> _TASK REQUIREMENTS_
I'd like every record given again exactly, please.

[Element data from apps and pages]
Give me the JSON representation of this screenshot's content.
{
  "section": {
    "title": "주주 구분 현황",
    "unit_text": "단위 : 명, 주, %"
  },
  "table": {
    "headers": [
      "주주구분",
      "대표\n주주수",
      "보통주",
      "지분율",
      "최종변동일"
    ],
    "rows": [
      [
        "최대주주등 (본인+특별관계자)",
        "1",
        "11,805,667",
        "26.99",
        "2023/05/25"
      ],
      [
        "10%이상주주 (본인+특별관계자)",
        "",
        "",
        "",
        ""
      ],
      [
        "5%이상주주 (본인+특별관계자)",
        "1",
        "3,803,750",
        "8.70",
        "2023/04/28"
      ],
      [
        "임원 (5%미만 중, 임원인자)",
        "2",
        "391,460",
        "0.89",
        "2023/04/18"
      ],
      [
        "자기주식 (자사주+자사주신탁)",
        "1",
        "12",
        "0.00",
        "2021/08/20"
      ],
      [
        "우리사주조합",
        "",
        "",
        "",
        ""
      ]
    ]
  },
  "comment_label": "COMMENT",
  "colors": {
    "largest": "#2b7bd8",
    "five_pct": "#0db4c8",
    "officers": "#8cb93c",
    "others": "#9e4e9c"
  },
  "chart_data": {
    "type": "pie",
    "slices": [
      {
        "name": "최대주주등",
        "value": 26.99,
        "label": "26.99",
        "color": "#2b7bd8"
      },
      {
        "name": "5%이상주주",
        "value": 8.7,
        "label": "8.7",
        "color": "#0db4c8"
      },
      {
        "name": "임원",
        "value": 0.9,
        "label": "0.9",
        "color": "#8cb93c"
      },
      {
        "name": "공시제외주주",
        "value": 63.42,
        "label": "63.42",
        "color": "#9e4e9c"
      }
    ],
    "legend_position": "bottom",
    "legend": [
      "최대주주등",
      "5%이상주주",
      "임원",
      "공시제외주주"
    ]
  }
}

> _SOLUTION FOR THIS EXERCISE_
Give me the JSON representation of this screenshot's content.
{
  "section": {
    "title": "주주 구분 현황",
    "unit_text": "단위 : 명, 주, %"
  },
  "table": {
    "headers": [
      "주주구분",
      "대표\n주주수",
      "보통주",
      "지분율",
      "최종변동일"
    ],
    "rows": [
      [
        "최대주주등 (본인+특별관계자)",
        "1",
        "11,805,667",
        "26.99",
        "2023/05/25"
      ],
      [
        "10%이상주주 (본인+특별관계자)",
        "",
        "",
        "",
        ""
      ],
      [
        "5%이상주주 (본인+특별관계자)",
        "1",
        "3,803,750",
        "8.70",
        "2023/04/28"
      ],
      [
        "임원 (5%미만 중, 임원인자)",
        "2",
        "391,460",
        "0.89",
        "2023/04/18"
      ],
      [
        "자기주식 (자사주+자사주신탁)",
        "1",
        "12",
        "0.00",
        "2021/08/20"
      ],
      [
        "우리사주조합",
        "",
        "",
        "",
        ""
      ]
    ]
  },
  "comment_label": "COMMENT",
  "colors": {
    "largest": "#2b7bd8",
    "five_pct": "#0db4c8",
    "officers": "#8cb93c",
    "others": "#9e4e9c"
  },
  "chart_data": {
    "type": "pie",
    "slices": [
      {
        "name": "최대주주등",
        "value": 26.99,
        "label": "26.99",
        "color": "#2b7bd8"
      },
      {
        "name": "5%이상주주",
        "value": 8.7,
        "label": "8.7",
        "color": "#0db4c8"
      },
      {
        "name": "임원",
        "value": 0.9,
        "label": "0.9",
        "color": "#8cb93c"
      },
      {
        "name": "공시제외주주",
        "value": 63.42,
        "label": "63.42",
        "color": "#9e4e9c"
      }
    ],
    "legend_position": "bottom",
    "legend": [
      "최대주주등",
      "5%이상주주",
      "임원",
      "공시제외주주"
    ]
  }
}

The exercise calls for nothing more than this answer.